*** Begin section ***
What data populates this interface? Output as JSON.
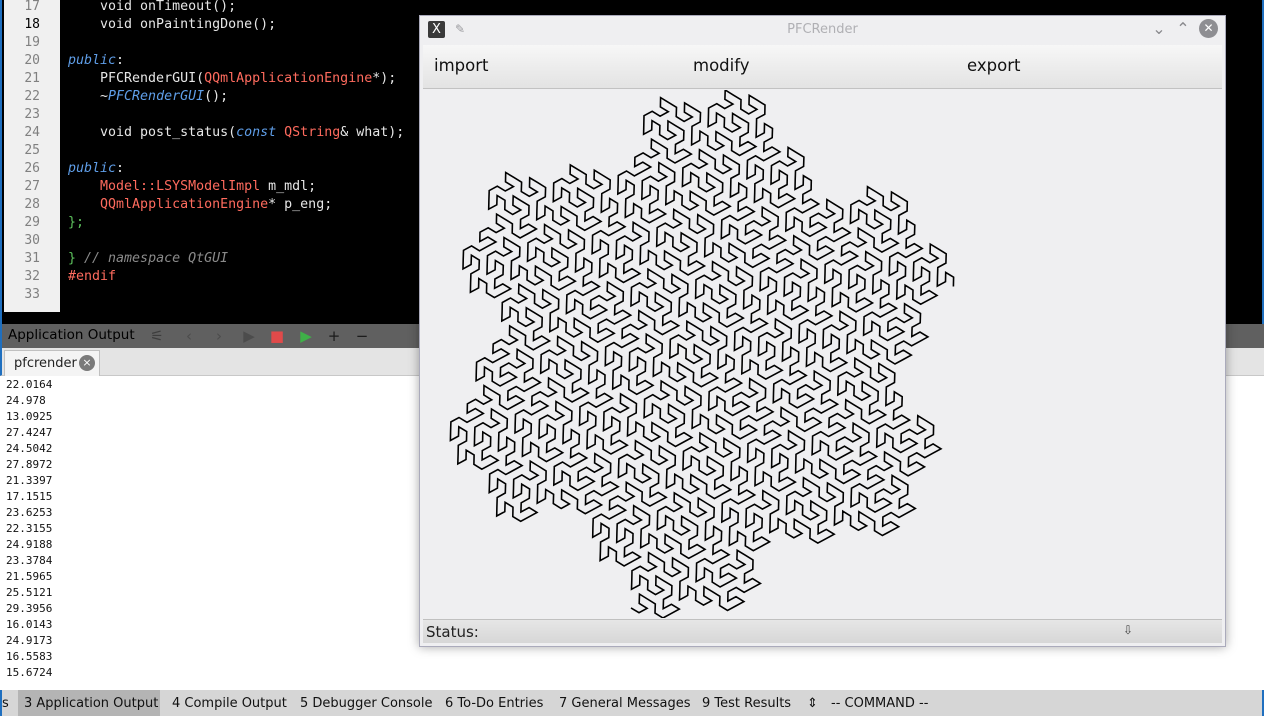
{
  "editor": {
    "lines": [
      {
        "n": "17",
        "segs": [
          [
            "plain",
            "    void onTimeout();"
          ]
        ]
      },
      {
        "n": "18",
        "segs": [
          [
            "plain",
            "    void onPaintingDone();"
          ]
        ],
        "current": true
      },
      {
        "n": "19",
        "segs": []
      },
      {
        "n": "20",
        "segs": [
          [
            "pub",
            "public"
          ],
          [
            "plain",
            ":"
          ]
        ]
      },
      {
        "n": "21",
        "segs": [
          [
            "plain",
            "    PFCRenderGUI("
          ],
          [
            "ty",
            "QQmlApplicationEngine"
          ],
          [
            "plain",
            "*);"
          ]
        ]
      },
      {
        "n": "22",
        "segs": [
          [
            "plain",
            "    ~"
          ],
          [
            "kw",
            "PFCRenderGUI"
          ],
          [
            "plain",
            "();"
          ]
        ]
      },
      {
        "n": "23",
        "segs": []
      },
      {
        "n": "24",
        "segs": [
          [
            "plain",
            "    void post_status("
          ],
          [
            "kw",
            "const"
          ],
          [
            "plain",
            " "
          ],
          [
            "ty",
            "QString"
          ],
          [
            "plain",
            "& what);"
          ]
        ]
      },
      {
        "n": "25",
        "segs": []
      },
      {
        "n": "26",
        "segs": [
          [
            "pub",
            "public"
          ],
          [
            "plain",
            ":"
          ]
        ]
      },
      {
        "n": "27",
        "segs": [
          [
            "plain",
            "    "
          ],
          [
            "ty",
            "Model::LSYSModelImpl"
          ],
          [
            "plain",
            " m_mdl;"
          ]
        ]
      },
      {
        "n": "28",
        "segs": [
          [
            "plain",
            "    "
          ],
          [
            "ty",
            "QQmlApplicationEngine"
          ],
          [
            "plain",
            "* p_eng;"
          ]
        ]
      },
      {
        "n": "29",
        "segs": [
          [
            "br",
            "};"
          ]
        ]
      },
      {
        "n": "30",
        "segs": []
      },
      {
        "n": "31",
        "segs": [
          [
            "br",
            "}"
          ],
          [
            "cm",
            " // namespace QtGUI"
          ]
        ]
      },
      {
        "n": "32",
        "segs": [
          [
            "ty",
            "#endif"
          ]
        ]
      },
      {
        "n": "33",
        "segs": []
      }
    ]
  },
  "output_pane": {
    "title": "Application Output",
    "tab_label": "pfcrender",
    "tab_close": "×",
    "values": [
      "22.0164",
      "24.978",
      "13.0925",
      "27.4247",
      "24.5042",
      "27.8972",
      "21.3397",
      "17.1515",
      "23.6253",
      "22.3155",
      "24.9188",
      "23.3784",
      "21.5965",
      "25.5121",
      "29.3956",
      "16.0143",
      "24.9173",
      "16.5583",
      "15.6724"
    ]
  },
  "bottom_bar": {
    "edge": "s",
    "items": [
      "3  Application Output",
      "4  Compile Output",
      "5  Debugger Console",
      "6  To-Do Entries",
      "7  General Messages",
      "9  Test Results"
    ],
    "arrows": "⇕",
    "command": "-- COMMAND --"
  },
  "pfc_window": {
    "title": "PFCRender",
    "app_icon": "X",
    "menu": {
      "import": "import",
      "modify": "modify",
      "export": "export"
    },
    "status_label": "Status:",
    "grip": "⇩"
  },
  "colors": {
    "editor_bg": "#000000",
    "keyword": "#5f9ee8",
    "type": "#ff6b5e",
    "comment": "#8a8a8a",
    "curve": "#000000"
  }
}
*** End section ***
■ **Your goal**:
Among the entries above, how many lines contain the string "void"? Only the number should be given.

■ **Exercise response**:
3